EXERCISE DESCRIPTION:
When you copy the records that follow, please keep every word exactly as it is and leave out the pictures.

THE RECORDS:
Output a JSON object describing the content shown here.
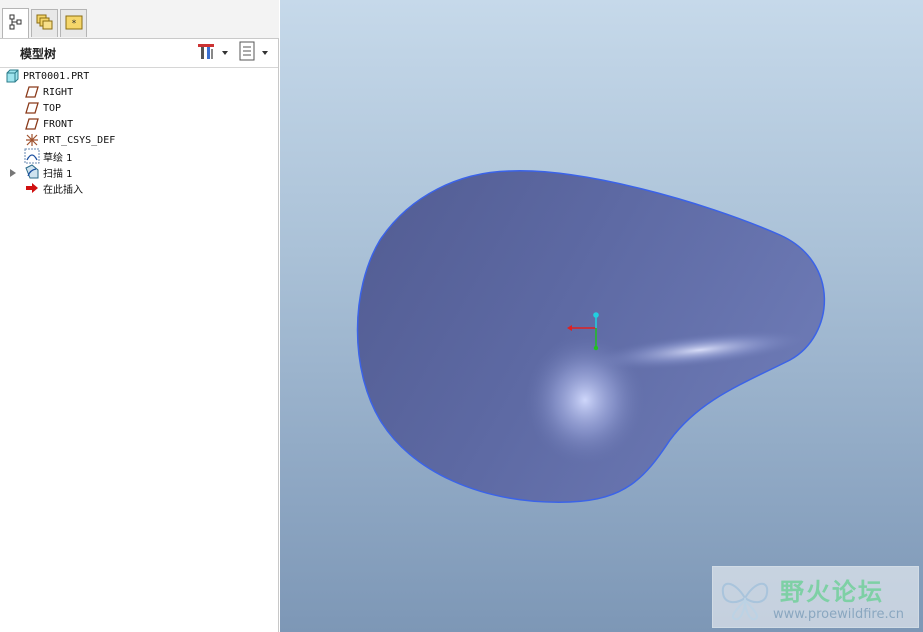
{
  "panel": {
    "tabs": [
      {
        "name": "model-tree-tab",
        "icon": "model-tree-icon",
        "active": true
      },
      {
        "name": "folder-browser-tab",
        "icon": "folder-browser-icon",
        "active": false
      },
      {
        "name": "favorites-tab",
        "icon": "favorites-icon",
        "active": false
      }
    ],
    "header_title": "模型树",
    "settings_icon": "tools-settings-icon",
    "show_icon": "show-list-icon"
  },
  "tree": {
    "root": "PRT0001.PRT",
    "items": [
      {
        "label": "RIGHT",
        "icon": "datum-plane-icon"
      },
      {
        "label": "TOP",
        "icon": "datum-plane-icon"
      },
      {
        "label": "FRONT",
        "icon": "datum-plane-icon"
      },
      {
        "label": "PRT_CSYS_DEF",
        "icon": "coordinate-system-icon"
      },
      {
        "label": "草绘 1",
        "icon": "sketch-icon"
      },
      {
        "label": "扫描 1",
        "icon": "sweep-icon",
        "expandable": true
      },
      {
        "label": "在此插入",
        "icon": "insert-here-arrow-icon"
      }
    ]
  },
  "viewport": {
    "background_top": "#c6d9ea",
    "background_bottom": "#7d97b6",
    "model_color": "#5d6aa4",
    "model_edge_color": "#3a5fe0",
    "axis_colors": {
      "x": "#e02020",
      "y": "#20c020",
      "z": "#20d0e0"
    }
  },
  "watermark": {
    "title": "野火论坛",
    "url": "www.proewildfire.cn"
  }
}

SOLUTION FOR THIS TASK:
Output a JSON object describing the content shown here.
{
  "panel": {
    "tabs": [
      {
        "name": "model-tree-tab",
        "icon": "model-tree-icon",
        "active": true
      },
      {
        "name": "folder-browser-tab",
        "icon": "folder-browser-icon",
        "active": false
      },
      {
        "name": "favorites-tab",
        "icon": "favorites-icon",
        "active": false
      }
    ],
    "header_title": "模型树",
    "settings_icon": "tools-settings-icon",
    "show_icon": "show-list-icon"
  },
  "tree": {
    "root": "PRT0001.PRT",
    "items": [
      {
        "label": "RIGHT",
        "icon": "datum-plane-icon"
      },
      {
        "label": "TOP",
        "icon": "datum-plane-icon"
      },
      {
        "label": "FRONT",
        "icon": "datum-plane-icon"
      },
      {
        "label": "PRT_CSYS_DEF",
        "icon": "coordinate-system-icon"
      },
      {
        "label": "草绘 1",
        "icon": "sketch-icon"
      },
      {
        "label": "扫描 1",
        "icon": "sweep-icon",
        "expandable": true
      },
      {
        "label": "在此插入",
        "icon": "insert-here-arrow-icon"
      }
    ]
  },
  "viewport": {
    "background_top": "#c6d9ea",
    "background_bottom": "#7d97b6",
    "model_color": "#5d6aa4",
    "model_edge_color": "#3a5fe0",
    "axis_colors": {
      "x": "#e02020",
      "y": "#20c020",
      "z": "#20d0e0"
    }
  },
  "watermark": {
    "title": "野火论坛",
    "url": "www.proewildfire.cn"
  }
}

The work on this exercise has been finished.